Operational medium-range forecasts of severe weather (i.e., days 4--8) are often produced after careful evaluation of global numerical weather prediction model output. Forecasts generated by Storm Prediction Center forecasters often under-forecast severe weather events as a result of lack of confidence in forecast solutions, or general lack of predictability in weather at these lead times. Hill et al. (2020) demonstrated a machine learning (ML) solution that could outperform human forecasters at days 2 and 3 lead time. This project aims to extend the machine learning-based prediction system to the medium range to provide an additional piece of valuable forecast guidance for operational forecasters.

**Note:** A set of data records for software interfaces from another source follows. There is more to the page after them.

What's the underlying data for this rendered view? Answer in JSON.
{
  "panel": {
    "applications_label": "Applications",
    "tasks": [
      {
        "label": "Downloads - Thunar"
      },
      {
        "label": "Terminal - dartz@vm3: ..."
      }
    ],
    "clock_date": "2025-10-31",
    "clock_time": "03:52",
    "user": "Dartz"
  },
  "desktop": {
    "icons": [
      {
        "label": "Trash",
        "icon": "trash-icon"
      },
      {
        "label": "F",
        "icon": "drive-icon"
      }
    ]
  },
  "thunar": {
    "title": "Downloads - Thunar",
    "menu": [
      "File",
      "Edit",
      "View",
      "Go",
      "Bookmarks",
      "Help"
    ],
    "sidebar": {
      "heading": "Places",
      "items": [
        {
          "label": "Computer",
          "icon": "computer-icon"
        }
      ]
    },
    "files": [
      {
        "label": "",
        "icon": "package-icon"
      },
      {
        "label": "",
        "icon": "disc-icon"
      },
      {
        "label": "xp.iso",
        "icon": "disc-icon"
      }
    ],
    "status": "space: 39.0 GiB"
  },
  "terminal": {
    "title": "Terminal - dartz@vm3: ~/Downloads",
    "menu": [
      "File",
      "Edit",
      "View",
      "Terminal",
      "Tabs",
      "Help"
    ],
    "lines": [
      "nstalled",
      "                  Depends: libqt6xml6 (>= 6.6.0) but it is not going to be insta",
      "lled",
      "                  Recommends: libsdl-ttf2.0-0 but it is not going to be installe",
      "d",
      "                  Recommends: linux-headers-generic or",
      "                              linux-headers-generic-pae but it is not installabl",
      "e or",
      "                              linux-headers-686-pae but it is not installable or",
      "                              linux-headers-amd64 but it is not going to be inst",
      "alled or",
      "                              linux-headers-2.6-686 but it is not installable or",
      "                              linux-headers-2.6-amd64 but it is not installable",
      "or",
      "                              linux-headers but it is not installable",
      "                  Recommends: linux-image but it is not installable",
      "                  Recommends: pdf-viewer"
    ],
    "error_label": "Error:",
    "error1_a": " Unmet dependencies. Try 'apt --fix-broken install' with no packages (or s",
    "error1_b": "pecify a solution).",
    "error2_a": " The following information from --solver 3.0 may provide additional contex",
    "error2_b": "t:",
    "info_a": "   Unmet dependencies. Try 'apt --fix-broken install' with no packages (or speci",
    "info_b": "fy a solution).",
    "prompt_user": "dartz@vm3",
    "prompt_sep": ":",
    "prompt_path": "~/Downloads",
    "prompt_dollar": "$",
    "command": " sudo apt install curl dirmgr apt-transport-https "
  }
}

Initial development and analysis is underway, but early results suggest that the ML system is capable of reliably forecasting severe weather out to day 8, particularly when considering the continuous probability distribution. In particular, forecasts are considerably more skillful and resolute when lower-probabilities are included in the skill metric computations. Comparisons with the SPC's operational products further suggests that SPC underforecasts severe weather (the ML system has a slight underforecast bias as well) and their skill could be improved by increasing the size of their day 4--8 outlook contours.
Additional details about the model system and early results from our evaluation are documented in a new preprint (Hill et al. (2022)).
Figure: Example day 3--8 forecasts (top left to bottom right) from the ML prediction system with probabilities contoured consistent with the colorbar. Severe weather reports (local storm reports) are encoded as blue, green, and red dots for wind, hail, and tornadoes, respectively. Fractional observation coverage and Brier Skill Score (BSS) statistics are computed for each forecast and included in the bottom left and right corners of the panels, respectively.